It's gotten so rough that some hardliners, including a group close to Ali Larijani, the speaker of the parliament and a key conservative, are warning that Ahmadinejad could be deposed, i.e., ousted. Another bloc of hardliners, including Mohsen Rezai, the founder of the Revolutionary Guard, and his allies -- among them, the former mayor of Tehran, Mohammad Bagher Qalibaf, and Ali Akbar Velayati, an adviser to Khamenei -- continue to oppose Ahmadinejad. On June 12, Rezai ran against Ahmadinejad, and he's keeping his powder dry: two weeks ago, Rezai appeared silently beside Ayatollah Ali Akbar Hashemi Rafsanjani, the former president and billionaire, when he delivered a blistering, opposition sermon at Friday Prayer in the presence of Mousavi and Karroubi.

Dreyfus suggests that no one in the West seems to understand how all of this will play out, and therefore our course of action should be, well, inaction. There are two problems with this: (1) the real power is Ayatollah Ali Khamenei and he is a hardcore Islamist and a true proponent of a nuclear Iran, and (2) even in the extremely unlikely event that Khamenei is deposed, the people who would replace him are far from pro-Western and would continue to be virulently anti-Israel.

So what do we gain by exercising “strategic patience?” Time? No, it can’t be time, because even the most conservative estimates give Iran a nuclear weapon in 3 to 5 years and inaction only healps them get the job done. Leverage? No, we have almost no leverage now, so how does inaction improve our leverage position?

But no matter, we must be patient because anything else would anger Iran and we certainly wouldn’t want to do that. Again from Dreyfus:
Other hardliners [on the American Right] are weighing in, too, and in response both Gates and Hillary Clinton have started making more and more noises about supposed "deadlines" for the US overture toward Iran. Unfortunately, President Obama has fed that fire, first with his talk in May -- during his news conference with Bibi Netanyahu -- about a December timetable for measuring progress with Iran, and then during the G-8 meeting in Europe when there was talk about setting a deadline of September for the start of talks.

In fact, neither deadline will be met. Perhaps September will come and go, with no talks. So what? By moving toward a harder line -- say, unilateral Western sanctions or a gasoline blockade -- Obama will strengthen the hardliners in Iran. He'll undo a lot of the progress made by the opposition in Tehran, and he'll give Khamenei and Ahmadinejad a justification for a tougher attitude toward the West -- and a more violent crackdown on the opposition.

It’s almost funny, if you think about it for a moment.

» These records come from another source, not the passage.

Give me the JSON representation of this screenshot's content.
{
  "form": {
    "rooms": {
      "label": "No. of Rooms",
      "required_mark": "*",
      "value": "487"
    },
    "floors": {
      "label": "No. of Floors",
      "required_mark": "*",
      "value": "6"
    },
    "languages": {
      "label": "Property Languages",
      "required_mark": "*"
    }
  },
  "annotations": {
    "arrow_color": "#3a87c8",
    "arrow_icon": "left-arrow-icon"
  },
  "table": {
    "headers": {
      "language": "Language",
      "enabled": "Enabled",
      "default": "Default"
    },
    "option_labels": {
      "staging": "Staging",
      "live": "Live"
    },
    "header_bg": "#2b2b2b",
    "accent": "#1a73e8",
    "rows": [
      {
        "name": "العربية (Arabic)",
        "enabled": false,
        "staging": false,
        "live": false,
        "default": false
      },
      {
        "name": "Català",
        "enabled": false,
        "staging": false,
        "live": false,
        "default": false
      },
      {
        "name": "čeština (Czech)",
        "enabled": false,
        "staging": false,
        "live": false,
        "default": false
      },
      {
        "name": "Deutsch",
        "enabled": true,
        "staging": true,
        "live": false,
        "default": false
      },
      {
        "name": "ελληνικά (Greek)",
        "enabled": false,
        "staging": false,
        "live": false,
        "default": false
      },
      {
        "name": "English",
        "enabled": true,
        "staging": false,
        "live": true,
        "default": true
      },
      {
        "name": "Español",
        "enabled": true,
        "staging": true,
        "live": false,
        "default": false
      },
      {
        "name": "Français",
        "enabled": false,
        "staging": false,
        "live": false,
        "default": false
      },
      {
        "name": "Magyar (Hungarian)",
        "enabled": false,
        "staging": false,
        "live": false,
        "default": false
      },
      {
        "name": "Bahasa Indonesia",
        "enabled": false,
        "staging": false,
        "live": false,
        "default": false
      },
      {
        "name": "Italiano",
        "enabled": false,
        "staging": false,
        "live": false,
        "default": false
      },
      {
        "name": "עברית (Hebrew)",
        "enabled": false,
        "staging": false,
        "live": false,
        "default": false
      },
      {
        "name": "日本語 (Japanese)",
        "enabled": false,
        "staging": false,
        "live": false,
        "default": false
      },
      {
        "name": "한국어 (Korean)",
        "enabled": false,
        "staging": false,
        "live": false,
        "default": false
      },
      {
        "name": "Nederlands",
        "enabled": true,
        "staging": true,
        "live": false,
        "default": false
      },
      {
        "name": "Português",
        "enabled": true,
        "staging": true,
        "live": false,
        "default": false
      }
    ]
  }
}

According to many on the Left we should do nothing, hoping against hope that change will occur within Iran. But doing nothing will more likely allow the Iranian Islamist regime to strengthen it hold on Power and at the same time ensure that they’ll have a nuclear weapon that might completely destabilize the region. Because if we do anything, the Left argues, it will allow the Iranian Islamist regime to strengthen its hold on Power and at the same time ensure that they’ll have a nuclear weapon that might completely destabilize the region.

The Obama administration has to have a better foreign policy that that. Don’t they?